Texans for a Conservative Budget (TCB), a coalition that includes the Texas Public Policy Foundation, yesterday laid out a roadmap for righting the state’s fiscal ship in 2013 and beyond. Most of our recommendations consisted of pretty straightforward ideas, like cutting out waste, fraud, and abuse in state agencies; making the budget easier for taxpayers and lawmakers to read; and beginning to find savings now. But one recommendation – public pension reform – seems to need some elaboration.
In an article from yesterday’s coverage, the Dallas Morning News had this to say about our public pension reform proposal: “Leaders could achieve at least $9 billion in savings through 2015 by revamping teachers’ and state workers’ pensions and again making significant reductions in per-student spending in public schools, higher education and social programs…” [emphasis mine] Later on in the same article, the proposal is given a little more airing with the note that we believe that “…Texas needs to move public-sector workers away from traditional, defined-benefit plans and into 401(k)-style retirement savings plans.”
Though what was reported is technically true, there may be an implication that the Foundation and its allies want to restructure Texas’ public pension system in such a way that current state employees and teachers will be left out in the cold by a transition away from defined benefit plans. That’s simply not the case.
Verbatim from our research report:
-Move future state employees into defined-contribution retirement plans. To protect taxpayers and state employees, future state employees should be incentivized to move into a defined-contribution 401(k) plan, the same plan the vast majority of non-government workers use.

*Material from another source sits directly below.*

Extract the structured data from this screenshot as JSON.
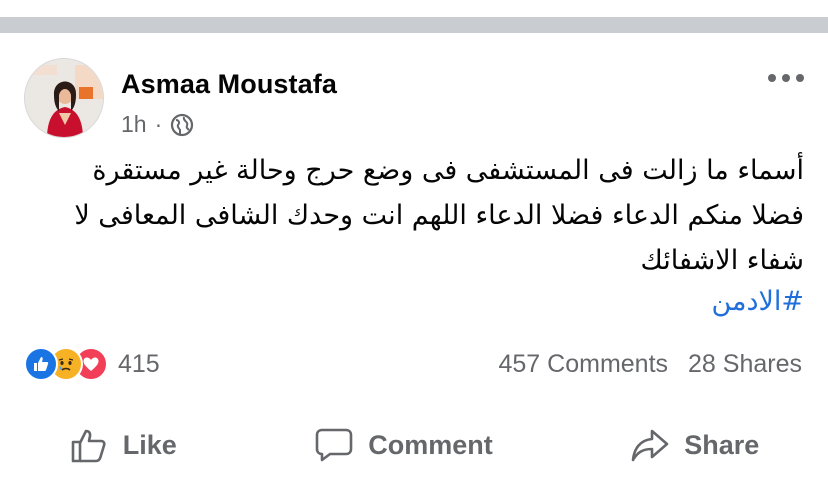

The truth of the matter is that we do want to see the state’s public pension systems revamped, but not in a way that breaks the state’s promise to current state workers, teachers, or retirees. That’s why we’ve limited the scope of our proposal to future public sector employees.